Fish: I think you are starting to see a pattern here. Yep! Lots of seafood gets eaten at a Chinese wedding banquet. I love fish very much but it can’t be overcooked. This turbot was cooked to perfection, where the meat was so tender.
The word fish in Chinese is a homophone for prosperity. But also a fish served whole symbolises completeness and success. Essentially you are wishing the couple’s marriage will be a successful completion.
Rice: Loh Mei Fun (Glutinous rice) which is a popular dim sum dish. I do prefer this over special fried rice. This rice is packed full with different ingredients such as Chinese sausage, mushrooms, dried shrimp, scallops and spring onions.
Rice is a stable food in China. So a large dish of rice symbolises a plentiful supply of food throughout the couples life.
Vegetable noodles are served as it symbolises longevity. Wishing the newly wedded couple a long and successful marriage. I think the Chef was quite tired by this stage as the noodles was absolutely tasteless and the presentation was awful. I understand as it was already 10pm when the noodles came out of the kitchen.
The food was served late as a fight broke out earlier between the groom and the bride’s family. Honestly this never happens at a Chinese wedding. But sometimes I do have to excuse my auntie’s behaviour. She’s quite fiery and anything could just set her off. I had to run over and tell her to calm down and remind her that she does have high blood pressure. Poor Auntie!? Poor me! I was starving!

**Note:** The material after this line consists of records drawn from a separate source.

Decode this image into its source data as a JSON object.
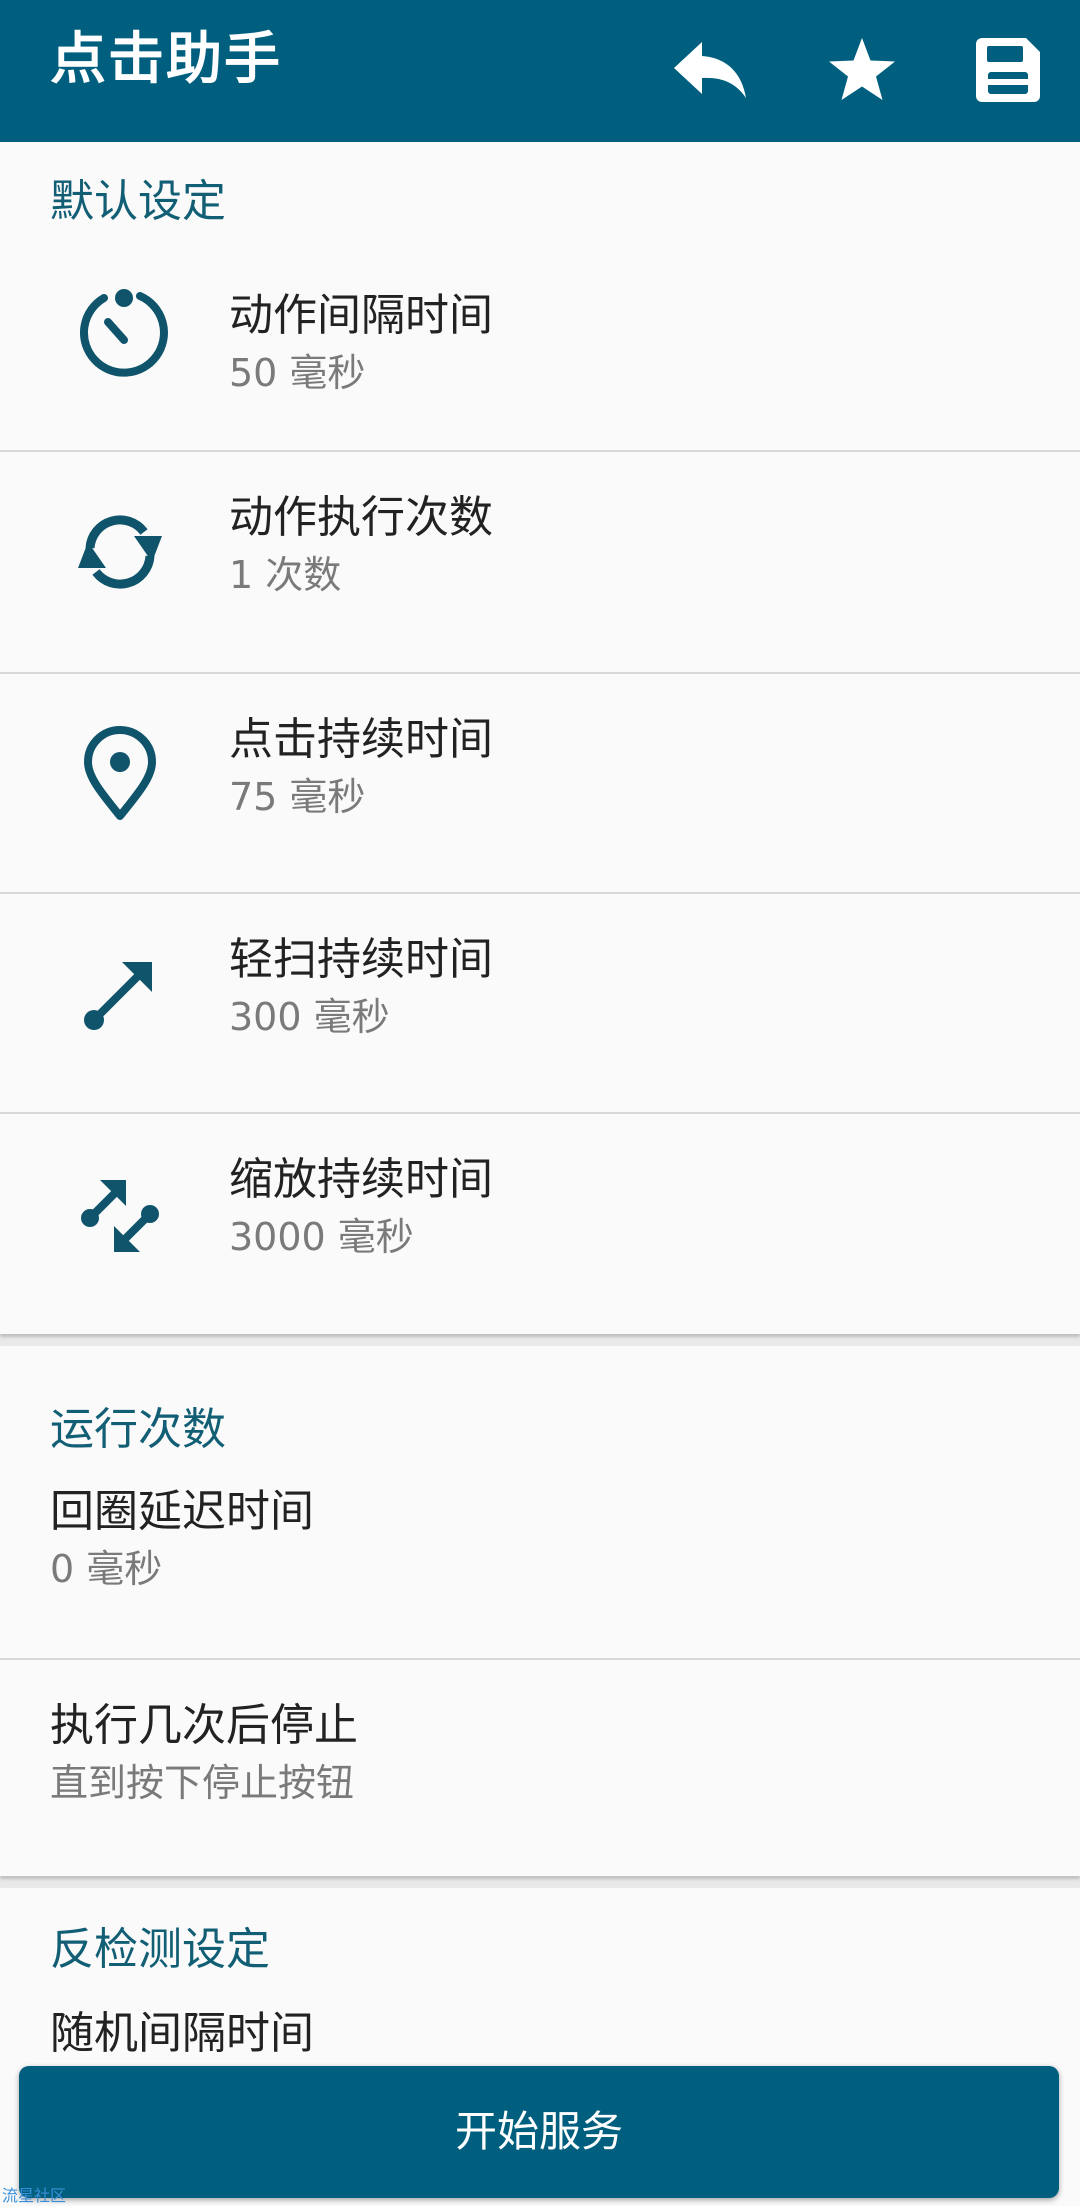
{
  "app_bar": {
    "title": "点击助手",
    "actions": [
      {
        "name": "reply-icon"
      },
      {
        "name": "star-icon"
      },
      {
        "name": "save-icon"
      }
    ]
  },
  "sections": {
    "default_settings": {
      "title": "默认设定",
      "items": [
        {
          "icon": "timer-icon",
          "title": "动作间隔时间",
          "summary": "50 毫秒"
        },
        {
          "icon": "repeat-icon",
          "title": "动作执行次数",
          "summary": "1 次数"
        },
        {
          "icon": "location-pin-icon",
          "title": "点击持续时间",
          "summary": "75 毫秒"
        },
        {
          "icon": "swipe-arrow-icon",
          "title": "轻扫持续时间",
          "summary": "300 毫秒"
        },
        {
          "icon": "pinch-zoom-icon",
          "title": "缩放持续时间",
          "summary": "3000 毫秒"
        }
      ]
    },
    "run_count": {
      "title": "运行次数",
      "items": [
        {
          "title": "回圈延迟时间",
          "summary": "0 毫秒"
        },
        {
          "title": "执行几次后停止",
          "summary": "直到按下停止按钮"
        }
      ]
    },
    "anti_detection": {
      "title": "反检测设定",
      "items": [
        {
          "title": "随机间隔时间"
        }
      ]
    }
  },
  "start_button": {
    "label": "开始服务"
  },
  "watermark": "流星社区",
  "colors": {
    "primary": "#005f7f",
    "section_title": "#115e75",
    "icon": "#10546b",
    "background": "#fafafa",
    "summary_text": "#7a7a7a"
  }
}
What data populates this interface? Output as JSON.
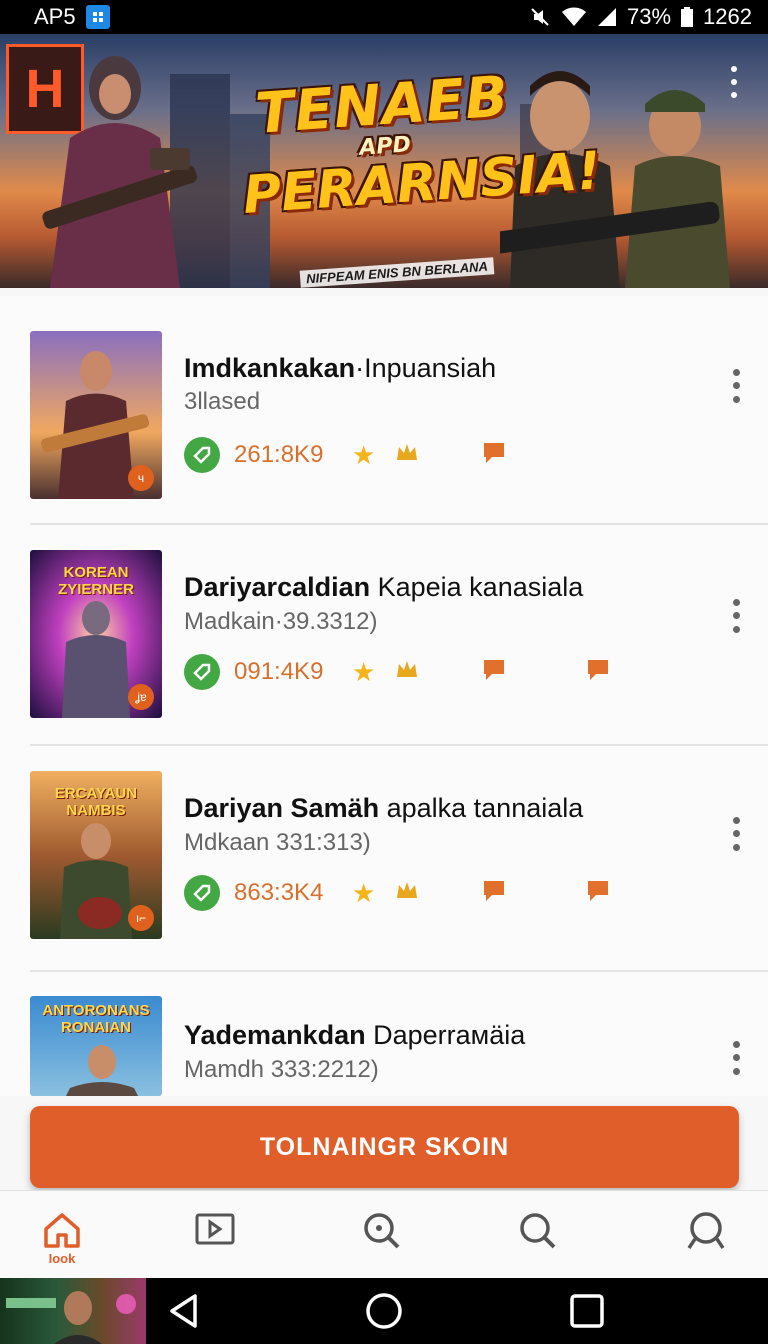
{
  "status_bar": {
    "carrier": "AP5",
    "battery_percent": "73%",
    "time": "1262",
    "icons": [
      "app-notification-icon",
      "mute-icon",
      "wifi-icon",
      "signal-icon",
      "battery-icon"
    ]
  },
  "banner": {
    "title_line1": "TENAEB",
    "title_line2": "APD",
    "title_line3": "PERARNSIA!",
    "subtitle": "NIFPEAM ENIS BN BERLANA",
    "neon_sign": "H",
    "menu_icon": "more-vertical-icon"
  },
  "list": {
    "items": [
      {
        "title_bold": "Imdkankakan",
        "title_rest": "·Inpuansiah",
        "subtitle": "3llased",
        "stat": "261:8K9",
        "thumb_caption": "",
        "thumb_badge": "ч",
        "icons": [
          "tag-icon",
          "star-icon",
          "crown-icon",
          "chat-icon"
        ]
      },
      {
        "title_bold": "Dariyarcaldian",
        "title_rest": " Kapeia kanasiala",
        "subtitle": "Madkain·39.3312)",
        "stat": "091:4K9",
        "thumb_caption": "KOREAN ZYIERNER",
        "thumb_badge": "ʝɐ",
        "icons": [
          "tag-icon",
          "star-icon",
          "crown-icon",
          "chat-icon",
          "chat-icon"
        ]
      },
      {
        "title_bold": "Dariyan Samäh",
        "title_rest": " apalka tannaiala",
        "subtitle": "Mdkaan 331:313)",
        "stat": "863:3K4",
        "thumb_caption": "ERCAYAUN NAMBIS",
        "thumb_badge": "ı⌐",
        "icons": [
          "tag-icon",
          "star-icon",
          "crown-icon",
          "chat-icon",
          "chat-icon"
        ]
      },
      {
        "title_bold": "Yademankdan",
        "title_rest": " Daperrамäia",
        "subtitle": "Mamdh 333:2212)",
        "stat": "",
        "thumb_caption": "ANTORONANS RONAIAN",
        "thumb_badge": "",
        "icons": []
      }
    ]
  },
  "cta": {
    "label": "TOLNAINGR SKOIN"
  },
  "bottom_nav": {
    "items": [
      {
        "icon": "home-icon",
        "label": "Iook",
        "active": true
      },
      {
        "icon": "play-icon",
        "label": ""
      },
      {
        "icon": "search-icon",
        "label": ""
      },
      {
        "icon": "search-icon",
        "label": ""
      },
      {
        "icon": "profile-search-icon",
        "label": ""
      }
    ]
  },
  "system_nav": {
    "icons": [
      "back-icon",
      "home-circle-icon",
      "recents-icon"
    ]
  },
  "colors": {
    "accent": "#e05e2a",
    "green": "#43a843",
    "stat_text": "#d8702c",
    "star": "#f4b41a"
  }
}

It’s dessert time. Any type of dessert can be served as long as it’s sweet. As it means that the couple’s relationship will not turn sour.
To be honest sometimes I feel that they could do more about the desserts since the food served before looks and tastes amazing and then you get cookies. What is that all about?
Chinese wedding cakes are covered in this nice sweet cream with a vanilla sponge filling. The cake looks quite lonely standing all on it’s own.
I have learnt quite a few things about my culture whilst writing this post. I hope you have enjoyed reading it as much as I have enjoyed writing it.
If you are still reading this then you are a very patient person so you deserve to pat yourself on the back. 🙂